I do understand the logic of testing the resistance of everything you just soldered. Which in this case is bwt 0.06~0.07 ohm.

I am trying to understand the possible reasons why a shield can work with two boards (uno perfectly and a stm32) and not the third means that the shield is at fault and not the board. Especially since the third board gave different signals using the same code and arduino upload method.

Also, of course it’s the pins on the stm32. Tested with 3 grd pins i can find on the board.

Hi All,

Just an update. The problem is solved by using Arduino Due instead of STM32. Everything works well now. Thanks.

Glad you are sorted! :slight_smile:
I find using the SimpleFOC board with non R3 shaped boards (i.e. not shaped like uno) a mental challenge!! You have to keep track of the pin numbers of the imaginary Uno board that is not connected as they are referenced in solder pads!

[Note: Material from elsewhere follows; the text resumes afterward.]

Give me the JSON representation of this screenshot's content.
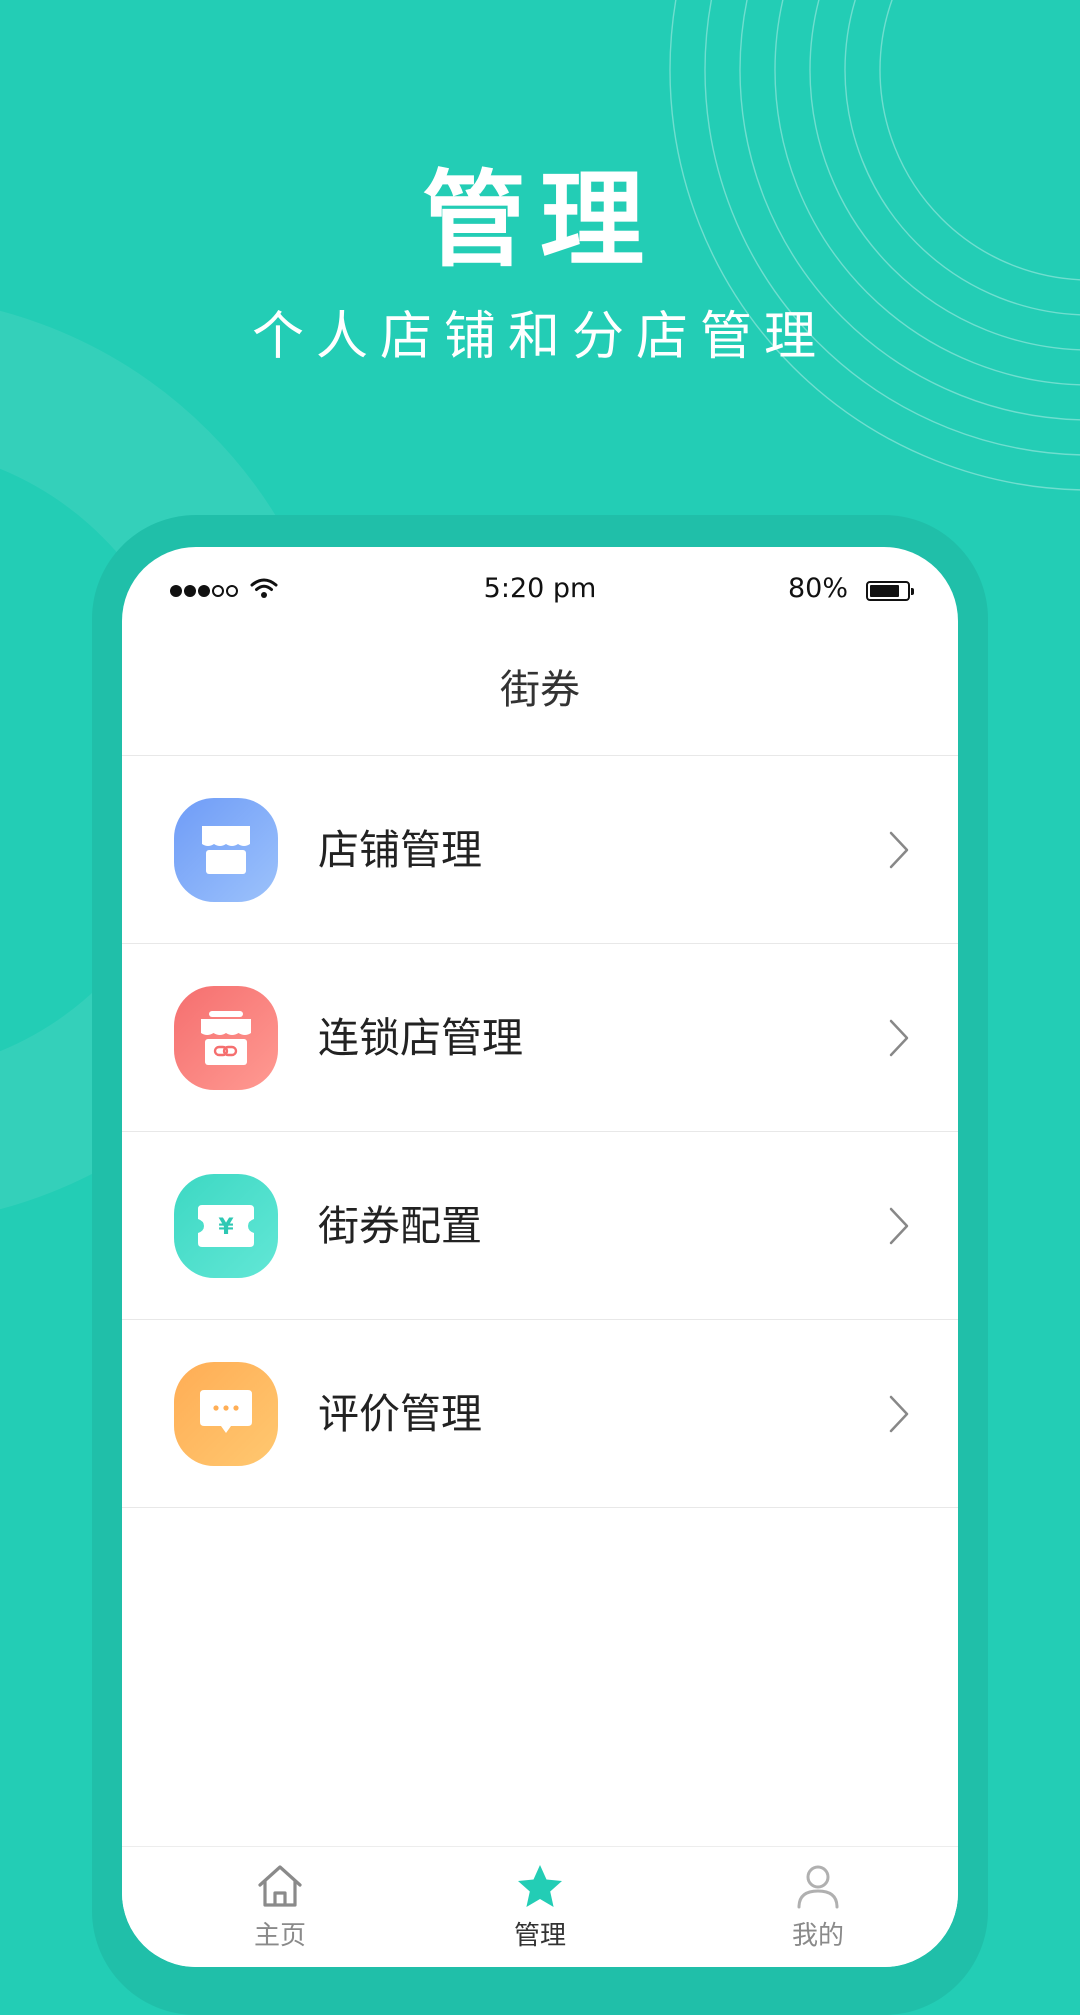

Spreadsheets help here to keep track of this - it’s really easy to make a wiring mistake or not notice some datasheet limitations of certain pins.
Also stm32 has a higher learning curve.